The structure of your landing page should constantly be A/B tested until you find that magic combination.
Perhaps youâ€™ll find youâ€™re converting more with your testimonials at the top of the page, perhaps youâ€™ll perform best opening with a headline and a demo video.
Find the combination thatâ€™s right for your brand.
5) A/B Test the Engagement Opportunities of Your Landing Pages
Engagement, a word that so many companies are vying for but one that can mean many different things.
When it comes to A/B testing engagement on your landing pages it could be that all important factor that keeps your potential buyer â€œactiveâ€.
What is an Active Buyer?
If you have an active buyer itâ€™s someone that is constantly engaged with the content they are consuming, theyâ€™re more likely to absorb the content and convert. If you were to have a passive buyer, itâ€™s someone that is merely scanning the page, not absorbing information and will be less likely to click a CTA.

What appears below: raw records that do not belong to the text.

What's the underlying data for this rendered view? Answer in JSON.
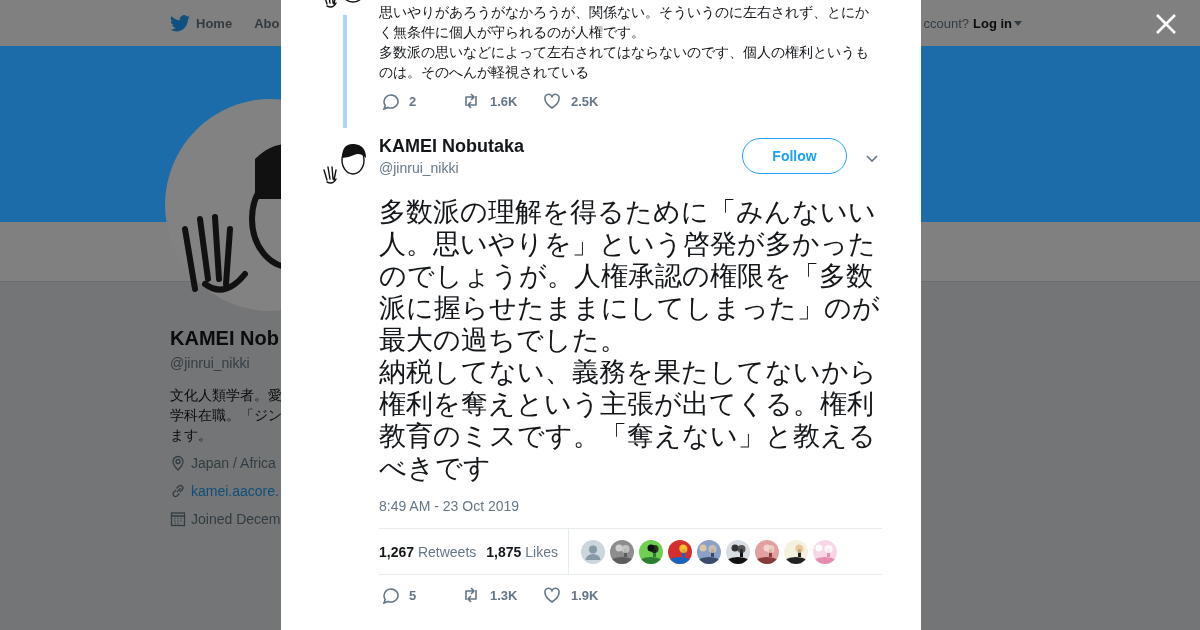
{
  "header": {
    "nav": [
      {
        "label": "Home"
      },
      {
        "label": "Abo"
      }
    ],
    "account_prompt": "ccount?",
    "login": "Log in"
  },
  "profile": {
    "name": "KAMEI Nob",
    "handle": "@jinrui_nikki",
    "bio": [
      "文化人類学者。愛",
      "学科在職。「ジン",
      "ます。"
    ],
    "location": "Japan / Africa",
    "url": "kamei.aacore.",
    "joined": "Joined Decem"
  },
  "previous_tweet": {
    "paragraphs": [
      "思いやりがあろうがなかろうが、関係ない。そういうのに左右されず、とにかく無条件に個人が守られるのが人権です。",
      "多数派の思いなどによって左右されてはならないのです、個人の権利というものは。そのへんが軽視されている"
    ],
    "actions": [
      {
        "kind": "reply",
        "count": "2"
      },
      {
        "kind": "retweet",
        "count": "1.6K"
      },
      {
        "kind": "like",
        "count": "2.5K"
      }
    ]
  },
  "tweet": {
    "name": "KAMEI Nobutaka",
    "handle": "@jinrui_nikki",
    "follow_label": "Follow",
    "paragraphs": [
      "多数派の理解を得るために「みんないい人。思いやりを」という啓発が多かったのでしょうが。人権承認の権限を「多数派に握らせたままにしてしまった」のが最大の過ちでした。",
      "納税してない、義務を果たしてないから権利を奪えという主張が出てくる。権利教育のミスです。「奪えない」と教えるべきです"
    ],
    "timestamp": "8:49 AM - 23 Oct 2019",
    "stats": [
      {
        "count": "1,267",
        "label": "Retweets"
      },
      {
        "count": "1,875",
        "label": "Likes"
      }
    ],
    "likers": [
      {
        "kind": "default"
      },
      {
        "kind": "picture"
      },
      {
        "kind": "picture"
      },
      {
        "kind": "picture"
      },
      {
        "kind": "picture"
      },
      {
        "kind": "picture"
      },
      {
        "kind": "picture"
      },
      {
        "kind": "picture"
      },
      {
        "kind": "picture"
      }
    ],
    "actions": [
      {
        "kind": "reply",
        "count": "5"
      },
      {
        "kind": "retweet",
        "count": "1.3K"
      },
      {
        "kind": "like",
        "count": "1.9K"
      }
    ]
  }
}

Things to Consider when A/B Testing Landing page Engagement Opportunities
Do you want to give your consumers the opportunity to click out of the landing page and find another page on site?

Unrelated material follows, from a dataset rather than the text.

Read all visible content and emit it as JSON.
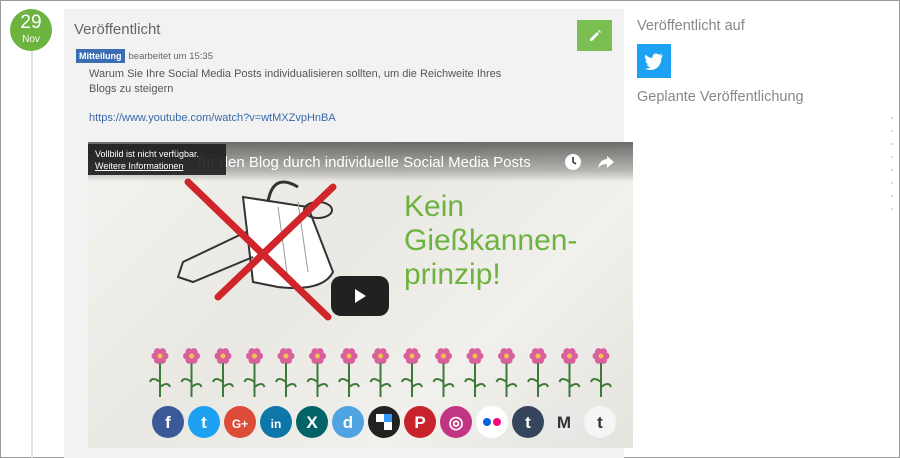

Navigation to other pages may not give you so many direct conversions but youâ€™ll see more conversions in the long run.
If you do give an opportunity to navigate to another page, make sure you have a mapping tool set up so you can see what other content customers are looking for and ensure you put that in future landing pages.
Collecting an email early on can always be a useful way of holding on to those that drop-off earlier. However, consider that by giving an email a customer may view this as their work being done and drop-off because of that very action.

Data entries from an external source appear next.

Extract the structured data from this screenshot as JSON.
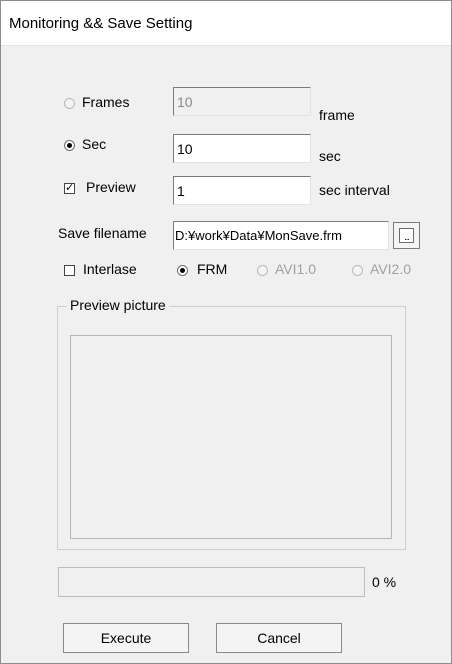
{
  "window": {
    "title": "Monitoring && Save Setting"
  },
  "mode": {
    "frames": {
      "label": "Frames",
      "value": "10",
      "unit": "frame",
      "selected": false,
      "enabled": false
    },
    "sec": {
      "label": "Sec",
      "value": "10",
      "unit": "sec",
      "selected": true
    }
  },
  "preview_option": {
    "label": "Preview",
    "checked": true,
    "value": "1",
    "unit": "sec interval"
  },
  "save_filename": {
    "label": "Save filename",
    "value": "D:¥work¥Data¥MonSave.frm",
    "browse_label": "..."
  },
  "format": {
    "interlase": {
      "label": "Interlase",
      "checked": false
    },
    "options": [
      {
        "label": "FRM",
        "selected": true,
        "enabled": true
      },
      {
        "label": "AVI1.0",
        "selected": false,
        "enabled": false
      },
      {
        "label": "AVI2.0",
        "selected": false,
        "enabled": false
      }
    ]
  },
  "preview_group": {
    "label": "Preview picture"
  },
  "progress": {
    "percent": 0,
    "text": "0 %"
  },
  "buttons": {
    "execute": "Execute",
    "cancel": "Cancel"
  },
  "colors": {
    "dialog_bg": "#f0f0f0",
    "titlebar_bg": "#ffffff",
    "disabled_text": "#a0a0a0"
  }
}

Agile CRM do exactly this and collect an email at the top of their Landing Page, as well as at the bottom.
Chat to a Rep
Giving the opportunity to engage with a member of staff is always going to result in a hotter lead. However, this can only be incorporated if you have the capacity to do it.
82% of customers expect an immediate response from customer support or sales rep. So, if you donâ€™t have the capacity to offer that immediacy then be prepared for an increase in exit rate on this A/B test.
Playful Scrolling Content
Playful content doesnâ€™t need to mean unprofessional.
Keep your customers on their toes by offering them ways to engage with the page.
Let them scroll through reviews, click to view different images of the product in action, keep them engaged.
Links to Blogs or More Content
This is in collaboration with navigation but puts the power in your hands. Control where the customer goes on the site, rather than letting them explore on their own.
Itâ€™s often a great idea to create blogs or long-form content off of USPs or even testimonials.
If you are going to test giving a customer the opportunity to navigate away from the page, make sure youâ€™ve created a micro-nurture journey that will eventually lead them back to a conversion opportunity.
Skype does a fantastic job of keeping the user engaged, throughout their homepage. Check it out for yourself and notice which tactics they are using.
These are just a few of the engagement opportunities you can split test on your landing page. Donâ€™t only think about whether you need them or not but which ones you think you need.
One pathway does not always correlate with everyone, so be prepared to give an array of paths to conversion to cater to as many buyers as possible.
Thatâ€™s a wrap on the 5 essential A/B tests to run on your landing pages in 2020. Thereâ€™s plenty to consider here and weâ€™d love to hear how you got on.
Make sure you join the Facebook Community and let us know how you found these tests, plus any essential A/B tests of your own that you think are essential for 2020. Happy testing!